    • State that you were in a very uncomfortable position
    • Make it clear that you don’t support his/her actions
  • How should your clinical coordinator react?
    • They may or may not take a question like this in this direction.  They should definitely leave you with some sense that the situation is at least being looked in to. 
  • What if they ask you if you are comfortable going back to the site?
    • Be honest. If a preceptor is being disrespectful to patients you probably shouldn’t be at that site.  

 

 

Don’t Call me Doctor, A spin off…

I must first reference and give credit where credit is due to http://www.mypatraining.com (Inside PA training) Find their podcast HERE.

As PA’s we get called pretty much anything but “Physician Assistant”.  Nurse, Doctor, Medical Assistant and my LEAST favorite “Physician’s Assistant”.  I have several points to make which I feel strongly about regarding this topic, much like Paul from Inside PA training.

#1 Introduction and Correction
The absolute first thing I do when I walk into a room with a patient is introduce myself as a Physician Assistant.  Not doing so I believe is a violation to your patients.  They deserve to know who is seeing them and treating them.  Plus, I’m really proud of being a PA.Secondly, if they refer to me as “doc or doctor” I immediately correct them.  I also agree with Paul, that correcting patients more than once gets redundant and IMO you can appear a bit rude continually correcting.

#2 Gender Dependence (unfortunately gender bias does exist my friends)
I definitely get referred to as a nurse more than a doctor.  Although I get both the ratio is ill proportioned.  I notice when seeing patients they refer to my male colleague PA’s as “doctor” more frequently.  I’ve worked with many female residents who were continually called nurse, after they introduce themselves as a resident physician (COME ON PEOPLE!)
Now, to be clear I’m not hating on nursing at all.  However, medical schools are becoming to be predominated by women.  PA’s and NP’s are predominantly female. Female providers of the medical field are not sparse, yet this continues to occur.

#3 NP’s with Doctoral level degrees
This might be my top pet peeve.  Not all, in fact very few NP’s do this.  However, I have come across several who introduce themselves as ” Hi, I’m doctor so-and-so the nurse practitioner”  OK, I know what some of you are thinking “But they said they’re an NP!!!”  Lets think about our general patient population and telling them you’re a doctor and an NP in the same sentence. It’s confusing.  Most people aren’t aware NP’s can obtain  a doctoral level degree, but this doesn’t make them an MD or DO.  I understand you earned that education, by all means but those initials after your name on your white coat–but in my opinion–keep it simple for patients.

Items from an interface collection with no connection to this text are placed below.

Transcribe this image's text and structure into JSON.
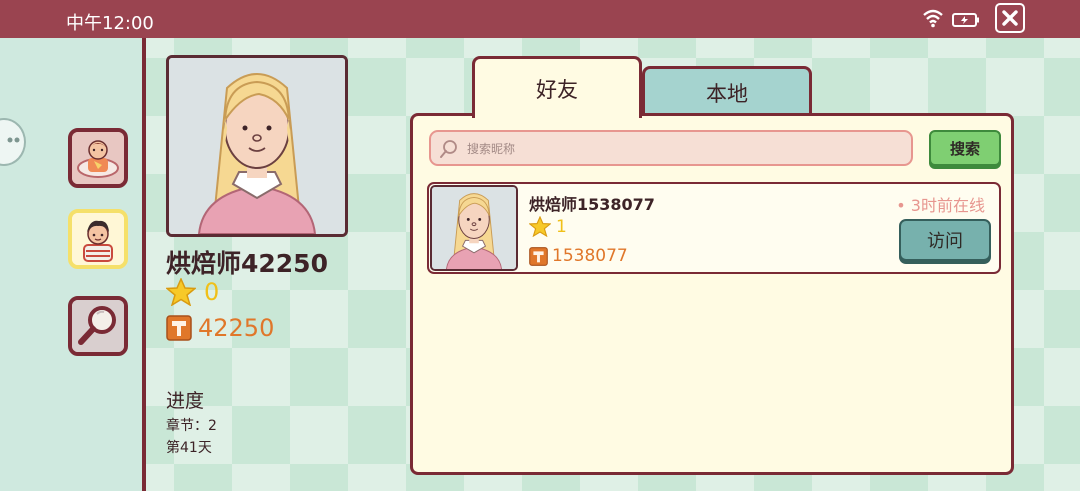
{
  "status_bar": {
    "time": "中午12:00"
  },
  "profile": {
    "name": "烘焙师42250",
    "stars": "0",
    "hammer_id": "42250",
    "progress_title": "进度",
    "chapter": "章节：2",
    "day": "第41天"
  },
  "tabs": [
    {
      "label": "好友",
      "active": true
    },
    {
      "label": "本地",
      "active": false
    }
  ],
  "search": {
    "placeholder": "搜索昵称",
    "button_label": "搜索"
  },
  "friends": [
    {
      "name": "烘焙师1538077",
      "stars": "1",
      "hammer_id": "1538077",
      "status": "• 3时前在线",
      "visit_label": "访问"
    }
  ],
  "colors": {
    "topbar": "#9a4450",
    "border": "#7a2a35",
    "panel": "#fffbe3",
    "accent_star": "#f0c019",
    "accent_orange": "#e0772a",
    "search_button": "#7fcf72",
    "visit_button": "#77b1ad"
  }
}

#4 “But I want to see the DOCTOR”
This honestly has happened to me only once or twice.  It was so insignificant that I can’t even remember the instances.  You absolutely have to oblige with patient request.  I mean, they say the number one factor in being sued is likability of the provider.  Imagine if you gave someone flack and forced them to see you and god-for-bid something went wrong.

#5 “Are you going to finish your education”
I usually take this opportunity to quickly educate patients on the PA profession.  A short sentence will do. “Actually as a PA I am already licensed to provide medical care under the supervision of a physician”.  Sometimes they ask a few more questions, if they ask why most of the time I tell them well I get to do most of what a doctor does with a 1/4 of the debt (which in my case isn’t necessarily true but it gets the point across) 🙂